Gameplay 1

A look at the gameplay

The music in this game was quite good, I don’t usually notice music in games but this music was executed perfectly, it’s all your classic 80s synths and it suits the tone so well. The music becomes a lot more dramatic during the climaxes of missions as well, and it really helps the tone of the game.

The game has some general issues which I think are just a product of the time it was released – texture popping (where textures don’t load fully before a scene begins and then “pop” in later) occurs rather frequently, and during one scene my character just disappeared completely, so Shepard briefly spoke as a levitating pistol, which was quite amusing but also distracting as this was a major climax in the game. One time an entire scene was skipped after a mission. There’s also some design issues – it can be tough to figure out where to go – and a lot of the maps are reused, especially on non-essential planets. These aren’t major issues, but it does take away from the game a bit when each planet you visit just feels like a reskinned version of the last one.

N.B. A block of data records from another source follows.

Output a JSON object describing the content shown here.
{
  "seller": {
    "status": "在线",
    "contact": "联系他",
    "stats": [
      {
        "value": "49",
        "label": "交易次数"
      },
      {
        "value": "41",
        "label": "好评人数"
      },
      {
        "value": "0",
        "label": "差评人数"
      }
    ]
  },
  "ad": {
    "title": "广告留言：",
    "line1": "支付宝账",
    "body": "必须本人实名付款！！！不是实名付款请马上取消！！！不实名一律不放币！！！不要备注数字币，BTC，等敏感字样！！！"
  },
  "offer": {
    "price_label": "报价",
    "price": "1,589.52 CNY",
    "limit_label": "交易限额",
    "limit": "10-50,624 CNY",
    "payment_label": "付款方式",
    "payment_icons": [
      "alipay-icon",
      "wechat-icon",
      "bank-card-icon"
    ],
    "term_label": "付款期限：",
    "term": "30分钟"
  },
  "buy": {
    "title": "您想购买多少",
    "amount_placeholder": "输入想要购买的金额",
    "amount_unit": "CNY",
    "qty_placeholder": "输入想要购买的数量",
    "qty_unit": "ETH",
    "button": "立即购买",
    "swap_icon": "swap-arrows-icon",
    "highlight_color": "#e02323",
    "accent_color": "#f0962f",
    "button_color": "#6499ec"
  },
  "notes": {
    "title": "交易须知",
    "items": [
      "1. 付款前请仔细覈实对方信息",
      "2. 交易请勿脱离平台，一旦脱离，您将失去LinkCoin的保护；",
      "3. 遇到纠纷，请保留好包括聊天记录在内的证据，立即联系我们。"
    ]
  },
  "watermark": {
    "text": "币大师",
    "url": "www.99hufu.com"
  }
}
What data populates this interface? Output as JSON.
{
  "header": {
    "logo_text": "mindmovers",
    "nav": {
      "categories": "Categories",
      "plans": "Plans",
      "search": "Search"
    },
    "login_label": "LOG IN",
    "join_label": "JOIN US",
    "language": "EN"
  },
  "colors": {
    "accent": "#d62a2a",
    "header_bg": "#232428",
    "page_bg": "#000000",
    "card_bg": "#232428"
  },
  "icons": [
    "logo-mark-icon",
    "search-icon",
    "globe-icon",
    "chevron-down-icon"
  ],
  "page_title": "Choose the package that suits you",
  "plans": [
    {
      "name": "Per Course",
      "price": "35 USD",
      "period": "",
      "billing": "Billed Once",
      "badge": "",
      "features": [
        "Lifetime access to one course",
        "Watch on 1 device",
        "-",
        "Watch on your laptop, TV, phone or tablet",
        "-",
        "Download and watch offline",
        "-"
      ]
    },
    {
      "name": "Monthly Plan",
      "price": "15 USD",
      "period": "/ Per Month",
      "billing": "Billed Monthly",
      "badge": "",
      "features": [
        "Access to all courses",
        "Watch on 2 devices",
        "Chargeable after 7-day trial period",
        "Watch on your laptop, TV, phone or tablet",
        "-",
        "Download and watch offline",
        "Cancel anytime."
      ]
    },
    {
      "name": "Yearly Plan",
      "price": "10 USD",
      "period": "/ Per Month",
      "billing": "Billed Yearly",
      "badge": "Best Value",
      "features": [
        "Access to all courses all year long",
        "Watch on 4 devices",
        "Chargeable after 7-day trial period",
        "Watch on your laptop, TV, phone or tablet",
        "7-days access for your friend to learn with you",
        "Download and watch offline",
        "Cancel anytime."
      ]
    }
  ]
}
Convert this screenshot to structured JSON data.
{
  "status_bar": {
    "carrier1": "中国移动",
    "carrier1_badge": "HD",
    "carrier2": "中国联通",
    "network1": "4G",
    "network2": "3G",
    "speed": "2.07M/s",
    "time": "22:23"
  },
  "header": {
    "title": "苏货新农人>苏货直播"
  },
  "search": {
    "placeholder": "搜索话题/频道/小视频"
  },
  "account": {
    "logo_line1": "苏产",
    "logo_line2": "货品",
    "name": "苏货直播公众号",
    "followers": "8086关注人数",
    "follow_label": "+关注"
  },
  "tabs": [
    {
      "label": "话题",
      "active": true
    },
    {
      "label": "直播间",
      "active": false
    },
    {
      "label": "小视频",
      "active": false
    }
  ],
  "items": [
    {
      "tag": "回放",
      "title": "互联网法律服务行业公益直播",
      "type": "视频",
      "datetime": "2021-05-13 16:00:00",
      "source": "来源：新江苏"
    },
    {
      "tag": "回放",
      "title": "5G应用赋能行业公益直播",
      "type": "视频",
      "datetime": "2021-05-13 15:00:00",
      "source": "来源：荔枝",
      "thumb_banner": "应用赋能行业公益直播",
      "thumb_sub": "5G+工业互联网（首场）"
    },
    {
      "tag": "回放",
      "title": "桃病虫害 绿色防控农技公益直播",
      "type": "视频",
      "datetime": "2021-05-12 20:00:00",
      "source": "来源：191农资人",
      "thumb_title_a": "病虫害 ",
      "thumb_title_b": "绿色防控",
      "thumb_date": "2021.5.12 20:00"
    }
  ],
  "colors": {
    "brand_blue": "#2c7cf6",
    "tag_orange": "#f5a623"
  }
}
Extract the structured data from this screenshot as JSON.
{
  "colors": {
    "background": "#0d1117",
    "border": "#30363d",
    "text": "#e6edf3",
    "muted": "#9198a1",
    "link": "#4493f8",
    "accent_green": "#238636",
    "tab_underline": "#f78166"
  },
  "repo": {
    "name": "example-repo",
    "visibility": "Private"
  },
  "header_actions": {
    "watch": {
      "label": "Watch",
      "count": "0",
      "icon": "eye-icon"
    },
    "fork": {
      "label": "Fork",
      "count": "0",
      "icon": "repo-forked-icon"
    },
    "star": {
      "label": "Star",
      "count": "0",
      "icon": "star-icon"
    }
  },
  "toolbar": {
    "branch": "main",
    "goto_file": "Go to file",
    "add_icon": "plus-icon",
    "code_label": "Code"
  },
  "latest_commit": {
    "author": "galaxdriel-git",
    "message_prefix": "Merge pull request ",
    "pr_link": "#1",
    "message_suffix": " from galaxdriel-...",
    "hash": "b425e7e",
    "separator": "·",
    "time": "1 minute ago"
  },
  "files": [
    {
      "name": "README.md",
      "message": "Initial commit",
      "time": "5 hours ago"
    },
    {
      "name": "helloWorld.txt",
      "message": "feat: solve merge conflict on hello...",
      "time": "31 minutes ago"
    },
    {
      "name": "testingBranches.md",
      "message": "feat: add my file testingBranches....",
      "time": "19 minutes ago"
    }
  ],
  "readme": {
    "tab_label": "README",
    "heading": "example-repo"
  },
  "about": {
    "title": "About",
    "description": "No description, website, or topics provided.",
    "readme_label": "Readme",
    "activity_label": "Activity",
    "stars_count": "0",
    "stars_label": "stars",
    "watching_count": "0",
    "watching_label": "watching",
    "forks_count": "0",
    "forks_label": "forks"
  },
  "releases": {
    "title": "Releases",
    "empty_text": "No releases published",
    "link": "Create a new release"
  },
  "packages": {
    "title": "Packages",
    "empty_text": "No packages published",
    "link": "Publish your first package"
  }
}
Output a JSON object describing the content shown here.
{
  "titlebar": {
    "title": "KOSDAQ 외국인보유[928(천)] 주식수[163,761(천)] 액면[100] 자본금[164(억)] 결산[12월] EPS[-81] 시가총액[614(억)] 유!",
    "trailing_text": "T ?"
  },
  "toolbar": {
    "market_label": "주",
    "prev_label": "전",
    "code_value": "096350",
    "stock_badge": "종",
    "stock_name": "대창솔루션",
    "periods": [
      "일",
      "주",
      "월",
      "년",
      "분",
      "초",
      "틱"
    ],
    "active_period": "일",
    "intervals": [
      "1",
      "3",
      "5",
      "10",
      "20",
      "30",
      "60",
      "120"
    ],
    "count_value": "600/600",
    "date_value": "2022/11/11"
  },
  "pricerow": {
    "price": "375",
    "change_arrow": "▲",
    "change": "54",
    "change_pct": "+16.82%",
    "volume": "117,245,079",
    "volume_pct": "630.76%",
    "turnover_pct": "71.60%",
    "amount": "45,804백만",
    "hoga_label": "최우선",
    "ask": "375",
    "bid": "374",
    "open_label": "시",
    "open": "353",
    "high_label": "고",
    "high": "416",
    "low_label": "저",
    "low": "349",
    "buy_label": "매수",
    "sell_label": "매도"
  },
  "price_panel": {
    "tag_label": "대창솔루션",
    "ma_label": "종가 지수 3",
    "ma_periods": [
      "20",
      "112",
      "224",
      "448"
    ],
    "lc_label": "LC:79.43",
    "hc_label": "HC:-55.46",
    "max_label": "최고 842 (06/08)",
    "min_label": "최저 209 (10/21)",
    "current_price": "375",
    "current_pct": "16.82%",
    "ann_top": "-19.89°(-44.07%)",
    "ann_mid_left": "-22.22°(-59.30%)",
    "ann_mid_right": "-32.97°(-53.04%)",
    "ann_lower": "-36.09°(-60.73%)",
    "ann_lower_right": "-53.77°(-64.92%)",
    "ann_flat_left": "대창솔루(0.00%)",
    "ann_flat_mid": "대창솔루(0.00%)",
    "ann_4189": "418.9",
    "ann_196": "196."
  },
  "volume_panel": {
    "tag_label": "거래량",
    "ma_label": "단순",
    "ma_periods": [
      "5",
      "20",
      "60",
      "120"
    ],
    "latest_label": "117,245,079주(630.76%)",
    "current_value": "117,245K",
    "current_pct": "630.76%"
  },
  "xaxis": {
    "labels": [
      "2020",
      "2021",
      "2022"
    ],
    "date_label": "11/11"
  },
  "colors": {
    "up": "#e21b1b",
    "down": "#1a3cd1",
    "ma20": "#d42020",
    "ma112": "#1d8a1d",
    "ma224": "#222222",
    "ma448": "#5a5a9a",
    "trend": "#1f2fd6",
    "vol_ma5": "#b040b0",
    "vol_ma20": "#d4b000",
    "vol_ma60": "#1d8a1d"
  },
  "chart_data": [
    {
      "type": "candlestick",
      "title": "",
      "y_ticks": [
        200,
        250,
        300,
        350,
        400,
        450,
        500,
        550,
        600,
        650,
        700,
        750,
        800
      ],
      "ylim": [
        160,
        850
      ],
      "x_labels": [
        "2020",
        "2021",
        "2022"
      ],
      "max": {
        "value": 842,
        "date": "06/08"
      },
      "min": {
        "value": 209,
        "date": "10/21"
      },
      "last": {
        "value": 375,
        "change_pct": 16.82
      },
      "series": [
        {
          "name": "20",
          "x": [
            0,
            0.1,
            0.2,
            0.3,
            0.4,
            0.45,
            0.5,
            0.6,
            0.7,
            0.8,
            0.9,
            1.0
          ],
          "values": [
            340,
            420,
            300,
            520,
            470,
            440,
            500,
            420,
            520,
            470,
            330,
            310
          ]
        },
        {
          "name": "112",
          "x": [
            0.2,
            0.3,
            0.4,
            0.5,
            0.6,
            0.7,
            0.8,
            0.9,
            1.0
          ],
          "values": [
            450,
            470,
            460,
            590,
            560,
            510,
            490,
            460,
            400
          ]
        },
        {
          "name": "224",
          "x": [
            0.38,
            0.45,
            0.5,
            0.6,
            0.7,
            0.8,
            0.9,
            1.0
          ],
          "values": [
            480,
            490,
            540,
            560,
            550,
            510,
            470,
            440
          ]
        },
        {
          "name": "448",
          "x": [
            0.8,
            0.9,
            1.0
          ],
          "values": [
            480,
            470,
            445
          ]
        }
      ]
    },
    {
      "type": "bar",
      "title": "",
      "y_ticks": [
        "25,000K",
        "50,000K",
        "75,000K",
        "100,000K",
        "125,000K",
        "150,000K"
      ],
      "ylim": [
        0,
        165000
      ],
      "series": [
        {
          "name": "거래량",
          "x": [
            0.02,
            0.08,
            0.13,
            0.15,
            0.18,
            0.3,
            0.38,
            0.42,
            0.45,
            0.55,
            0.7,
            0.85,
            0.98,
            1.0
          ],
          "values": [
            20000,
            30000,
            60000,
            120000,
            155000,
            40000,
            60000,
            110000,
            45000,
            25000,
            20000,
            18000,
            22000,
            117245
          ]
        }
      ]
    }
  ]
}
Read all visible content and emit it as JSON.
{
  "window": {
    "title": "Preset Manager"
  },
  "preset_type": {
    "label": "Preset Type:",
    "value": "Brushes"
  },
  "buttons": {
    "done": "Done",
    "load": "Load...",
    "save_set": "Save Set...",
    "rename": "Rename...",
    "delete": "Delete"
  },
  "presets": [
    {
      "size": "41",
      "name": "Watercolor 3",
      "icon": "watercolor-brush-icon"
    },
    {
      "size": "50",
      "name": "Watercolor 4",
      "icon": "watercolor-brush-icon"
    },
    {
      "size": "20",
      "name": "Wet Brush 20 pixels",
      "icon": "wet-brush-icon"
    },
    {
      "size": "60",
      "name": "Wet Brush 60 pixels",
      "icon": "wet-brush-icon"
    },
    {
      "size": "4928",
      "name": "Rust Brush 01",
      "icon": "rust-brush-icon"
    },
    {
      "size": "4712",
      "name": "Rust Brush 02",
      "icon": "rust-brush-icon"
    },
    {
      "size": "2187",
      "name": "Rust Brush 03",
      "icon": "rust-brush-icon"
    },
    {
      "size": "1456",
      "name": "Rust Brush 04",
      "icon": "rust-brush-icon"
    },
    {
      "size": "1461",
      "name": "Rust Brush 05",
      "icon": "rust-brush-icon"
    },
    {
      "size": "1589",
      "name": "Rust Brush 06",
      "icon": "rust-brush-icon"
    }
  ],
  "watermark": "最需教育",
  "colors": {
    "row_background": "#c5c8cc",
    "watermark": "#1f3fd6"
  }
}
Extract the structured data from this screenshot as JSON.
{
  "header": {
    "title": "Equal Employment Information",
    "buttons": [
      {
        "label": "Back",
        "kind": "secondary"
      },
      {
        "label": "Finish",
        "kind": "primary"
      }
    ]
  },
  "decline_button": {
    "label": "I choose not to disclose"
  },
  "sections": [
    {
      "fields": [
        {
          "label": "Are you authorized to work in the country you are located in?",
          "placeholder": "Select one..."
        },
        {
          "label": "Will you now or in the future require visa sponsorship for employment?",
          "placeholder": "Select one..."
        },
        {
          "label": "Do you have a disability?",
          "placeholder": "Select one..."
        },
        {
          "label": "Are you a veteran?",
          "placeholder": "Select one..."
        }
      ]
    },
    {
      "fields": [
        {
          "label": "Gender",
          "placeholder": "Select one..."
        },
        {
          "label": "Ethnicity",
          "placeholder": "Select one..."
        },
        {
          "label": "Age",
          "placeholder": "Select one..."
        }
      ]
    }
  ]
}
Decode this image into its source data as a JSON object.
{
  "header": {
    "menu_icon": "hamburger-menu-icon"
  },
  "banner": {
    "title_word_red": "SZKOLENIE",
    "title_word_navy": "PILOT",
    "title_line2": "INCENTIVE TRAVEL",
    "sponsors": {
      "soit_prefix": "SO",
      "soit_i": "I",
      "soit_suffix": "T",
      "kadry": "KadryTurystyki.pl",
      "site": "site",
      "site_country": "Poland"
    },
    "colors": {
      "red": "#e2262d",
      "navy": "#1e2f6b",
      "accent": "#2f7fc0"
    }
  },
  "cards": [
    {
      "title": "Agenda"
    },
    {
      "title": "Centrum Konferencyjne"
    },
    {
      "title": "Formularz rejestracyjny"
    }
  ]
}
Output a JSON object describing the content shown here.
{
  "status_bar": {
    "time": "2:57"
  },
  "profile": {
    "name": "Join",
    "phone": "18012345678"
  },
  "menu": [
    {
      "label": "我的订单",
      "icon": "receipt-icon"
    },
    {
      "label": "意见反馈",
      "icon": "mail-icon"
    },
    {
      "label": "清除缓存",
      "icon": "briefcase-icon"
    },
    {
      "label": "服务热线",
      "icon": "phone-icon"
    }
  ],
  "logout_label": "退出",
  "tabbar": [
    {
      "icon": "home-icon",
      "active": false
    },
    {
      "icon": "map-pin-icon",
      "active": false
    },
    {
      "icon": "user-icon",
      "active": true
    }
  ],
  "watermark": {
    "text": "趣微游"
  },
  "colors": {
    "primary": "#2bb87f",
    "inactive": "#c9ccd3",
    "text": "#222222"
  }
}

Above all though, Mass Effect is solid. It made me care enough to play it twice, which is something I can’t say a lot about most games, just to experience it properly the second time. I had a really hard time trying to decide what score to give it – it falls just short of excellence, but it’s certainly great. I’m giving a 4/5 objectively, due to it’s design issues, and a 4.5/5 subjectively, because I did really enjoy it.

Positives
+ Great sci-fi storytelling
+ Great customization options
+ Good variety of gameplay options

8.5/10

Negatives
– Gameplay repetitive after a while
– Maps reused for side missions
– Fake urgency detracts from ability to do side missions
– Miscellaneous design and graphical issues

It’s the Grind – Infinity Blade Review

Infinity Blade has been out a while, and when it became free, I downloaded it, but I’ve never really played it until now.

The game revolves around dodging attacks, then attacking the enemy when you get a chance with a lot of swipes on the screen. Then you die. Then you start over again, and try a different route. You get to “The God King”, die, and start the castle all over again. You try a different route again this time, die and restart the castle. You go the way you went last time. You reach “The God King”, die, and start the castle over again. Rinse and repeat 4 more times. Try to beat “The God King” now that you’re a higher level, die, not because you’re bad at the game, but because the dodging controls are just awful.

Because they are. Even when I was touching one of the on-screen buttons, the game would not pick it up. This led to quite a few unnecessary hits by my enemies, of which there are a few, and quite a few of them have elemental powers, e.g. electricity. A lot of the enemies have the same attacking powers, so you have to memorise the dodging patters, when the buttons work. You gain experience points after each battle, which goes towards your items and level. When an item gains the maximum amount of XP, it is said to be “mastered”, and you will not gain any more XP from it, meaning that no XP goes towards your level either, so you need to buy more items to gain XP. Of course, to bypass the grind, you could buy coins with real-life money and purchase big items and get through the game quicker.

However, the game is very repetitive because of this, and there is little to no storyline.

Pros
– Good Ideas
– Well executed

Cons
– Slightly outdated graphics
– Buttons occassionally didn’t register my presses
– Grind is slightly boring
– Price ($6.49) is far too high